Last month, Wetterlund, 37, lashed out at Miller, 37, on Twitter calling him “a bully and petulant brat” and the set of HBO comedy “toxic and weird.”
Miller vehemently denied intentionally bullying the actress and alleged that she was a problem on set herself.
“She may have had that experience, but it’s … just people trying to get into the headlines,” Miller told “The Jim and Sam Show” on Wednesday. “It was not my experience that anyone was bullying her. Truthfully, I felt like it was difficult to work with her because she kept interrupting Zach Woods … during takes, even when she was off-camera,” Miller added. “I don’t think anyone was bullying her … but obviously there was a of disconnect, because now she’s saying these things about me and about the all-male cast of ‘Silicon Valley.’ ”

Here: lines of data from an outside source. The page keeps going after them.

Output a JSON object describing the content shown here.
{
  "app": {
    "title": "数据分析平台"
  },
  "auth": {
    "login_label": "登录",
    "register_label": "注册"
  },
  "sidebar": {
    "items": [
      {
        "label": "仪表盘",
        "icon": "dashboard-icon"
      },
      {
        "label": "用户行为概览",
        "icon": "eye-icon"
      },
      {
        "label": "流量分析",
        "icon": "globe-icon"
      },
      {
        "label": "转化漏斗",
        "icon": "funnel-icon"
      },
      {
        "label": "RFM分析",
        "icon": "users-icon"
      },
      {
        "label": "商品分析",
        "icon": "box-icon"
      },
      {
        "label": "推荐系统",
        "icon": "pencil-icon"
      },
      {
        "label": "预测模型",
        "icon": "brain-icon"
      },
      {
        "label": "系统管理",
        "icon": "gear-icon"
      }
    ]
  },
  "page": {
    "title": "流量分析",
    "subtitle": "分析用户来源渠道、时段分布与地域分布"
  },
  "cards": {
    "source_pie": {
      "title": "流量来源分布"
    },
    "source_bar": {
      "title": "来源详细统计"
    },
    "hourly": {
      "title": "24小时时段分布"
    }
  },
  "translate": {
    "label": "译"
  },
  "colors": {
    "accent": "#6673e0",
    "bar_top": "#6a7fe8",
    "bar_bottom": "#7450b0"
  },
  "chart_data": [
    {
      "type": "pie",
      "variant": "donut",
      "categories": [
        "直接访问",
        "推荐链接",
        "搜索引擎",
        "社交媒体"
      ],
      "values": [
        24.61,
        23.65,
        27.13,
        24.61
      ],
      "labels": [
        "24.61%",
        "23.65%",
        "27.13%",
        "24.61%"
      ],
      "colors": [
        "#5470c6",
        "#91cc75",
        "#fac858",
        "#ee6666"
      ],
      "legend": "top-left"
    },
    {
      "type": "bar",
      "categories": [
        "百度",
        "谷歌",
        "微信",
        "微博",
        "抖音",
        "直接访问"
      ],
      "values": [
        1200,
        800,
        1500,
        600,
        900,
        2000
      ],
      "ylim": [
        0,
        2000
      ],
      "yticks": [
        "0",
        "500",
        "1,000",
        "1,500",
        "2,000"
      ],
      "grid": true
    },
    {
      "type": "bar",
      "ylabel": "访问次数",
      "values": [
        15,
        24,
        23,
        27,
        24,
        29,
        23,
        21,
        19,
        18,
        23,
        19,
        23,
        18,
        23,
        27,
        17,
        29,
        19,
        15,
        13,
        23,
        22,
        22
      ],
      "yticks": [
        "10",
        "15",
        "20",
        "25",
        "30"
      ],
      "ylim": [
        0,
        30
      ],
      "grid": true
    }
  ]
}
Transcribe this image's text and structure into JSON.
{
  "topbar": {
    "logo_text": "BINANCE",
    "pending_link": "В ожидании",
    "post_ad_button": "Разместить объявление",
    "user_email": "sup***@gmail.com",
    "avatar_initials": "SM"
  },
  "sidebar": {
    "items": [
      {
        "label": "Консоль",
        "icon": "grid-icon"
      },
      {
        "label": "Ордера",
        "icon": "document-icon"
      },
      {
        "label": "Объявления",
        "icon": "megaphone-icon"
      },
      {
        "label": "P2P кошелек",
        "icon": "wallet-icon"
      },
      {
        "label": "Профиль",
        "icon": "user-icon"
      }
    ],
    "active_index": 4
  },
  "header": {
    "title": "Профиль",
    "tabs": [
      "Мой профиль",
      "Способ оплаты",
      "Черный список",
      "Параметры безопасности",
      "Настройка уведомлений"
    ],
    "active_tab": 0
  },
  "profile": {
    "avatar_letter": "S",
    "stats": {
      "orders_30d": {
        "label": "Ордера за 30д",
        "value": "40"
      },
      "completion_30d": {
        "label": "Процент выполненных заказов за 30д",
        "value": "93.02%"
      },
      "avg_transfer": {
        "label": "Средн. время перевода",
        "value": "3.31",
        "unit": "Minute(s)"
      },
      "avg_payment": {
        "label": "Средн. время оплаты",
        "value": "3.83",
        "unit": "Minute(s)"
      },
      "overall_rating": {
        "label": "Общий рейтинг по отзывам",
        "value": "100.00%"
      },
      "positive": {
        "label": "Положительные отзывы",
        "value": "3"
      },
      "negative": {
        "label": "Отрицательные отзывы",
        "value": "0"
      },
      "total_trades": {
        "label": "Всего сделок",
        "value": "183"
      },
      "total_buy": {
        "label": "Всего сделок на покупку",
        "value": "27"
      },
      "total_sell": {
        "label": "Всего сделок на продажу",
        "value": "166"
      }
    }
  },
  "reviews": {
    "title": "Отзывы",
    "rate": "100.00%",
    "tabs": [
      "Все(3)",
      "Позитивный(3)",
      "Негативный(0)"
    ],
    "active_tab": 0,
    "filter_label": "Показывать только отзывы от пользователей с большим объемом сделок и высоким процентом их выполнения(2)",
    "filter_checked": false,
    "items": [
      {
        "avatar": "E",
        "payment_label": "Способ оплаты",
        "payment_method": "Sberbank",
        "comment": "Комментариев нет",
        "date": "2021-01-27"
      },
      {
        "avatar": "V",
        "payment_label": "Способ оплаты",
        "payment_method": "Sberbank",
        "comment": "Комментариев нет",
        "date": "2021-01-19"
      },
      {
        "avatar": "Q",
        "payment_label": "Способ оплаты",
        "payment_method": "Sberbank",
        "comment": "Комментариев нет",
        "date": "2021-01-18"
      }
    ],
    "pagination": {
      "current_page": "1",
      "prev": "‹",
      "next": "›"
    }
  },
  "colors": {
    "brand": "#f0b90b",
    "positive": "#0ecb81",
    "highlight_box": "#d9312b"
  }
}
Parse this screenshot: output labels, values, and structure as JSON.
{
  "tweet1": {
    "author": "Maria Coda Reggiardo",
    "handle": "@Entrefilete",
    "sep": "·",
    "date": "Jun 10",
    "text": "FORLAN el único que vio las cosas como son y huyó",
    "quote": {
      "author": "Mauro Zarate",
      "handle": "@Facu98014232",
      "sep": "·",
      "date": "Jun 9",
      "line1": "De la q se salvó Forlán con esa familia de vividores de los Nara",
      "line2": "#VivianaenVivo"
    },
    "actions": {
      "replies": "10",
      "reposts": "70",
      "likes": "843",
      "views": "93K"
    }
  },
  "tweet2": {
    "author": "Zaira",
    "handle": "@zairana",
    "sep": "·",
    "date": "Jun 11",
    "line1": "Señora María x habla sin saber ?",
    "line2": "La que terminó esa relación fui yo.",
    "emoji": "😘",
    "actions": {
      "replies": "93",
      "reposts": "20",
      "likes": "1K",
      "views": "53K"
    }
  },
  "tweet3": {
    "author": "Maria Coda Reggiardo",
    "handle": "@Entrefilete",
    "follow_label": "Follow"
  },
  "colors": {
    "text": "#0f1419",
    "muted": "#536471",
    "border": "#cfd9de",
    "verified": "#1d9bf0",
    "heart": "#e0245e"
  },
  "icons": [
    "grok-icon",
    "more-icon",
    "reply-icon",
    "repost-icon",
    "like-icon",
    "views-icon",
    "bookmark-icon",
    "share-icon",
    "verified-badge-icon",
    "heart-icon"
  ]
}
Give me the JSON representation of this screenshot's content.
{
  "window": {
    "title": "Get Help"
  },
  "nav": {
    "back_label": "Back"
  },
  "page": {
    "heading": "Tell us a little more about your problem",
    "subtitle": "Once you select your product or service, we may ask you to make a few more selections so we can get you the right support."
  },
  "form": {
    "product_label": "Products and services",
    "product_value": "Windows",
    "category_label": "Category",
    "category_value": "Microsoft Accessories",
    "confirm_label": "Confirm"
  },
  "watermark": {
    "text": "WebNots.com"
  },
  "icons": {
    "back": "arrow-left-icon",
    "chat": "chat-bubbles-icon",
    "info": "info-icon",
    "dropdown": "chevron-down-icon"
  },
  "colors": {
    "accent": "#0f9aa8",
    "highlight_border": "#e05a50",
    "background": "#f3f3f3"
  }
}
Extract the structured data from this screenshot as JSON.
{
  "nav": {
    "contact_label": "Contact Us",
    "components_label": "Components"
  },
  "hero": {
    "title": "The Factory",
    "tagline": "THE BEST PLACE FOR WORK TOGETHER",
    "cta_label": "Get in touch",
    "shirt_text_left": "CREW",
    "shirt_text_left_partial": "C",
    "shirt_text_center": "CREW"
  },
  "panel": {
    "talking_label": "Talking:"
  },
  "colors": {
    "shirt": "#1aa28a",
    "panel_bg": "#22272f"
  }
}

He added, “I wouldn’t have expected her to say something like that … If anything, she left and I felt like … I shouldn’t be saying it, but I find this interesting: I thought they were a little meanspirited how they brought her back for just a quick scene and then said, ‘Nah, forget her, nevermind.’”
At the time of Wetterlund’s tweets, HBO told Page Six in a statement, “While this is the first time we have heard Alice Wetterlund comment on her experiences on ‘Silicon Valley,’ we are disappointed to learn of her concerns. HBO and the producers have always taken very seriously our responsibility to create a welcoming and congenial environment for everyone who works on the show.”
Miller, who said he was shocked at the accusations, believes that Wetterlund represents a part of a larger problem, in that society is “looking for villains” in the post-Trump world, and that he’s not actually a villain, but a victim.
“I understand her perspective, but she was kind of being mean by sort attacking me and calling me names, calling out all of the people on ‘Silicon Valley,’ and just like, calling out the fact that we were all men and because we’re all men that we’re s—ty and we created this toxic work environment, all that kind of stuff,” he said. “So OK, so what happens? So she’s being mean to the people who were mean to her, and people get behind that? And there’s some sort of justice there?”
“It’s just a confusing time right now,” Miller said. “There’s a lot of anger, and people don’t know where to fire.”
Miller announced he was leaving “Silicon Valley” in May 2017.
While it was initially reported to be a mutual decision between the seemingly troubled comedian and the network, reports later suggested that Miller’s “explosive” and unpredictable on-set behavior let to his ouster.